▸ Work order
Copy the data exactly. Leave nothing out.

Start of Block

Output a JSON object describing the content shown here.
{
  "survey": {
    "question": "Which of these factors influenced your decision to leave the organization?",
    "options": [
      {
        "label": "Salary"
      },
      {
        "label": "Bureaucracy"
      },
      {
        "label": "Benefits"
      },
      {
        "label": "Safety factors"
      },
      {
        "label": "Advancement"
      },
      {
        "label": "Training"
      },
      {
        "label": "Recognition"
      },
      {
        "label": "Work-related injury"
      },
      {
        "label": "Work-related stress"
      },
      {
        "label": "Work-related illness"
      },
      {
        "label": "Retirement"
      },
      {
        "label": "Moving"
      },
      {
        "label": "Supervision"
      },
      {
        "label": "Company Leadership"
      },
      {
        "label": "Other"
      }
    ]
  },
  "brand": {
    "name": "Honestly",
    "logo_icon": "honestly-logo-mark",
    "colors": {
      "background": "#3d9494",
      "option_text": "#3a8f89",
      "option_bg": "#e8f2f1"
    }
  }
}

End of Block

▸ Result of the task
Output a JSON object describing the content shown here.
{
  "survey": {
    "question": "Which of these factors influenced your decision to leave the organization?",
    "options": [
      {
        "label": "Salary"
      },
      {
        "label": "Bureaucracy"
      },
      {
        "label": "Benefits"
      },
      {
        "label": "Safety factors"
      },
      {
        "label": "Advancement"
      },
      {
        "label": "Training"
      },
      {
        "label": "Recognition"
      },
      {
        "label": "Work-related injury"
      },
      {
        "label": "Work-related stress"
      },
      {
        "label": "Work-related illness"
      },
      {
        "label": "Retirement"
      },
      {
        "label": "Moving"
      },
      {
        "label": "Supervision"
      },
      {
        "label": "Company Leadership"
      },
      {
        "label": "Other"
      }
    ]
  },
  "brand": {
    "name": "Honestly",
    "logo_icon": "honestly-logo-mark",
    "colors": {
      "background": "#3d9494",
      "option_text": "#3a8f89",
      "option_bg": "#e8f2f1"
    }
  }
}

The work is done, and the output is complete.